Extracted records
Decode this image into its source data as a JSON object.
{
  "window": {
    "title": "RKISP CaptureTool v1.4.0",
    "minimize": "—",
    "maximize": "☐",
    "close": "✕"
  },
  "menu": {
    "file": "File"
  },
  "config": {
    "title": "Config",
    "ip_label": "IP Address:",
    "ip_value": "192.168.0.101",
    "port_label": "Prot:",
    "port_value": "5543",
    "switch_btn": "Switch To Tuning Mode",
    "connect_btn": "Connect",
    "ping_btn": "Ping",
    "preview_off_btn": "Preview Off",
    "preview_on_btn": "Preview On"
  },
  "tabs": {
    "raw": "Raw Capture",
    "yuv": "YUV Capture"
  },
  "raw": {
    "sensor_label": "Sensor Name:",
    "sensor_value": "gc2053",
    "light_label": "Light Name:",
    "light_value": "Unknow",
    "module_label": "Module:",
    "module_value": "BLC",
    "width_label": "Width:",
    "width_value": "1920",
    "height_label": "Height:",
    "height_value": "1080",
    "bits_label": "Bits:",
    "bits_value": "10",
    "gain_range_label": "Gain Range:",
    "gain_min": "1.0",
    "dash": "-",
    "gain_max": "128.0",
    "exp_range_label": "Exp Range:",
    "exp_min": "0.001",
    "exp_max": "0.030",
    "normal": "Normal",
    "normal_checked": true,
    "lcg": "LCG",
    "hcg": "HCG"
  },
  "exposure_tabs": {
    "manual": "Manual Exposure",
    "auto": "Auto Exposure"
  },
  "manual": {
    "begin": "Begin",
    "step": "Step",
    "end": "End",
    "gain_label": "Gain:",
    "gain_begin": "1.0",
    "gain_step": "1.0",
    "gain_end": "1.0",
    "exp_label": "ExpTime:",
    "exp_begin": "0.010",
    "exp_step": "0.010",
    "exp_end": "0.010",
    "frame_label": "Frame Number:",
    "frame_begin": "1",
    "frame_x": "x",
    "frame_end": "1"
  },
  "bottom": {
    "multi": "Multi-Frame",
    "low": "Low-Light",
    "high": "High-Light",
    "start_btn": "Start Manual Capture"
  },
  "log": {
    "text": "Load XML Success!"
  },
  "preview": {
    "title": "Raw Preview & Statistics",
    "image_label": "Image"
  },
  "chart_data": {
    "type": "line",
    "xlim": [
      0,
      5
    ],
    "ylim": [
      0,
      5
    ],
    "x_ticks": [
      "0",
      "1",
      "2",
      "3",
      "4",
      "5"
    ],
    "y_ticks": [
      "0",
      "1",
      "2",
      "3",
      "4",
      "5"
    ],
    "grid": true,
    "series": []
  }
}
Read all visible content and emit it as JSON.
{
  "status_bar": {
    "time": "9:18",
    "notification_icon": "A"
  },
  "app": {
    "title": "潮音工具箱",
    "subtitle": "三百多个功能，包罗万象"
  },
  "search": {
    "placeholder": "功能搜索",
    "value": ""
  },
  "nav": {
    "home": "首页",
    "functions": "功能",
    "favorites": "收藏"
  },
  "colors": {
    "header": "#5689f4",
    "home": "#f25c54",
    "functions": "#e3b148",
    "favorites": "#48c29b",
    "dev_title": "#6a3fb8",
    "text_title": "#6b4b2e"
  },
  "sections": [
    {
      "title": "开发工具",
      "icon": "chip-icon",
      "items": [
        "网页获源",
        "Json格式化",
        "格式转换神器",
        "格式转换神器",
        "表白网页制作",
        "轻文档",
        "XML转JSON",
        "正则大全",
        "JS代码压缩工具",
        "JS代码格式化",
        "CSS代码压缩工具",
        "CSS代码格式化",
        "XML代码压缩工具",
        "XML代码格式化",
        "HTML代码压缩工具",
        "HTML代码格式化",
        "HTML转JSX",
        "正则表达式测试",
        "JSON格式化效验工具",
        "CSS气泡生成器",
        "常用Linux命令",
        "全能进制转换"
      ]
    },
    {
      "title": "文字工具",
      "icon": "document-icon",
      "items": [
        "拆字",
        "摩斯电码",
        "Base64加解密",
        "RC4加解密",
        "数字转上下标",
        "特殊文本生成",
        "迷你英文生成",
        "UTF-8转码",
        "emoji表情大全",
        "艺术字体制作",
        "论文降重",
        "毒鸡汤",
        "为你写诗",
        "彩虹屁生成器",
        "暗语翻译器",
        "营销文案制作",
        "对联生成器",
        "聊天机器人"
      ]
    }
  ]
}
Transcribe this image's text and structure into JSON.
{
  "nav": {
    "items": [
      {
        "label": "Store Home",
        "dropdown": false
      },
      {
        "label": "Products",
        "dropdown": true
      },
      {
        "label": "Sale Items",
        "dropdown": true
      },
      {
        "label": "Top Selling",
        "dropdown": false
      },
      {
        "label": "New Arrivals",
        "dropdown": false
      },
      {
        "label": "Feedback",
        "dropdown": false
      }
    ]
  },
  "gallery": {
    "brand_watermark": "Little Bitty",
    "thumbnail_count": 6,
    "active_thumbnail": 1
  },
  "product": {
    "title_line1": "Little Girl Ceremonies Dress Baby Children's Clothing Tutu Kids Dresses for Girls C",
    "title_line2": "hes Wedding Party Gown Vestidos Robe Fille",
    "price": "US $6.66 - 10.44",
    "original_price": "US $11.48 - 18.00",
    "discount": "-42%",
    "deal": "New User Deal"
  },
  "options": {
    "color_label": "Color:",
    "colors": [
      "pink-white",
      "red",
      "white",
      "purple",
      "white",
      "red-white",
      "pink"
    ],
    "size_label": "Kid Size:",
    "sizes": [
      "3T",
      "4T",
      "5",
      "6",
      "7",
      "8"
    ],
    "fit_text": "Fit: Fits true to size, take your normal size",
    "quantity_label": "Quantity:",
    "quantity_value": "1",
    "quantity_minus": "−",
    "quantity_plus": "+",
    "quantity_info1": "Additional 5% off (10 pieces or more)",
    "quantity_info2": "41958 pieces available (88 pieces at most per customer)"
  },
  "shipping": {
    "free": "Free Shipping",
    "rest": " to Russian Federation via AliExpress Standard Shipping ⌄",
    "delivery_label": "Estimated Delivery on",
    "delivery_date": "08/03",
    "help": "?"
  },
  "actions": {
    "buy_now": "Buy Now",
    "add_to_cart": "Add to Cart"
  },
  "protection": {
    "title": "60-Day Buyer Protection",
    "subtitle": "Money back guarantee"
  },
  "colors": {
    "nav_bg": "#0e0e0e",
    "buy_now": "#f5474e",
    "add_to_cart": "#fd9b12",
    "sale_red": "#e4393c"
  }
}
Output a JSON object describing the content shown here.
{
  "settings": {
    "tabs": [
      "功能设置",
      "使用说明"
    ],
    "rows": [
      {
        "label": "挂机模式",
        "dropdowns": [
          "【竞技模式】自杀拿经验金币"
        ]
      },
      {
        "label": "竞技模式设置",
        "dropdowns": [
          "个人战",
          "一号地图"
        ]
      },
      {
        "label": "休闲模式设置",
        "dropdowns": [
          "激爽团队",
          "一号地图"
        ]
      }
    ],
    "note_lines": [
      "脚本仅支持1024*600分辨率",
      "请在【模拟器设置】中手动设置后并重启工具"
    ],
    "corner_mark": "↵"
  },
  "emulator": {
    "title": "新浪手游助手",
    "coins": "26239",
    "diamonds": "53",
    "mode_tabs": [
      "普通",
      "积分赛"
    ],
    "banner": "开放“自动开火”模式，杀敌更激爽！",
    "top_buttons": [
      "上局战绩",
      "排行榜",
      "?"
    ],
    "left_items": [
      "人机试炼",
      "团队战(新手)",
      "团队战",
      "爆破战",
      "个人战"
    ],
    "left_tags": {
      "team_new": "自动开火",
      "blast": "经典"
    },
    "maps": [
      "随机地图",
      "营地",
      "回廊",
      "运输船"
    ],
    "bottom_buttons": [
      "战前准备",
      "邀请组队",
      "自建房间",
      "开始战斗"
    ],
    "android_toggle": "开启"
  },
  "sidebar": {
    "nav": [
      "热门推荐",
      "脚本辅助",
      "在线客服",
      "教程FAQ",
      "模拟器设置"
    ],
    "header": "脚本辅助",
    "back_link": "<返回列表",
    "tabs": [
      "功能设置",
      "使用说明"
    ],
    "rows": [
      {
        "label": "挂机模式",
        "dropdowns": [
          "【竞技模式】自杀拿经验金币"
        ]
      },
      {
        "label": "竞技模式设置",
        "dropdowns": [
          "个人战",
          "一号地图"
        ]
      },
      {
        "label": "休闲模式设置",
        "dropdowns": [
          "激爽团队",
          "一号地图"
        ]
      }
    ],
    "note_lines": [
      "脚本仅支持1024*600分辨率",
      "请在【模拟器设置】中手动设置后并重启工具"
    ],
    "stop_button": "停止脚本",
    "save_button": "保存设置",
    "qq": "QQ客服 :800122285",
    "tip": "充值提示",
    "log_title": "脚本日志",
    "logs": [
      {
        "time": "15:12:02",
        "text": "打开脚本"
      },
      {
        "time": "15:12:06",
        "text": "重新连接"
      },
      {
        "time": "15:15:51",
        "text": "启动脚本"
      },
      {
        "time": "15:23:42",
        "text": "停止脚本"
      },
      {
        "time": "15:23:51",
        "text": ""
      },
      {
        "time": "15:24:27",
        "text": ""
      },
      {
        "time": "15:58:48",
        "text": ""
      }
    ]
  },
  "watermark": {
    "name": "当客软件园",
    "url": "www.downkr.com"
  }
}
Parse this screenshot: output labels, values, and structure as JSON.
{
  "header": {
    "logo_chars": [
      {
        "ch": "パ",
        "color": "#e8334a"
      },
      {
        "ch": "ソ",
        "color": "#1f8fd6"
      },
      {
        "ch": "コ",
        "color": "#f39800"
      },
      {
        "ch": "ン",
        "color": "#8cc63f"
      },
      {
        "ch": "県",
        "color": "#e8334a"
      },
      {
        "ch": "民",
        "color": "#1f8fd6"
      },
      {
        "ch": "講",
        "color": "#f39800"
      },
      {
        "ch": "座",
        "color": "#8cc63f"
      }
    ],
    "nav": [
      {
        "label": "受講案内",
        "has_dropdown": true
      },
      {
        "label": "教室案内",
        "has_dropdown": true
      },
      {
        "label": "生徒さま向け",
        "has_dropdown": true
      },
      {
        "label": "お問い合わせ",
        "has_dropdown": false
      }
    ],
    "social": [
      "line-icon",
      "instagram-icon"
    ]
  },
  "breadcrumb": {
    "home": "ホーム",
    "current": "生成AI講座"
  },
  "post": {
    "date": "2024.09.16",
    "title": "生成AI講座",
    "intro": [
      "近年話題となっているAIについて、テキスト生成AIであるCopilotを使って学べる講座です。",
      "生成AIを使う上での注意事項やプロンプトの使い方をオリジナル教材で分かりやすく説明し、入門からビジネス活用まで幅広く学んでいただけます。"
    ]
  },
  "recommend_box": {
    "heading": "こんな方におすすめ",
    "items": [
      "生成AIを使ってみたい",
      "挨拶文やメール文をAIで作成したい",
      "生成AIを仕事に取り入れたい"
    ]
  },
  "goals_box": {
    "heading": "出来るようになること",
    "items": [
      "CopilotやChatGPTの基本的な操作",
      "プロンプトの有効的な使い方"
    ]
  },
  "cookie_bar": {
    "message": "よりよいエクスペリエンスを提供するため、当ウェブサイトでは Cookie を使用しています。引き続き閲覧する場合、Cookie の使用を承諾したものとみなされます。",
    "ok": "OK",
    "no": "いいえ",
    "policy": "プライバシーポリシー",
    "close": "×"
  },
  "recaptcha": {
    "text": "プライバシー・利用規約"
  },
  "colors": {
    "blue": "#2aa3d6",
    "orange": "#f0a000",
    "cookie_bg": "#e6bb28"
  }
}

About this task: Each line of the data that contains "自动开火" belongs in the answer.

Task response:
    "banner": "开放“自动开火”模式，杀敌更激爽！",
      "team_new": "自动开火",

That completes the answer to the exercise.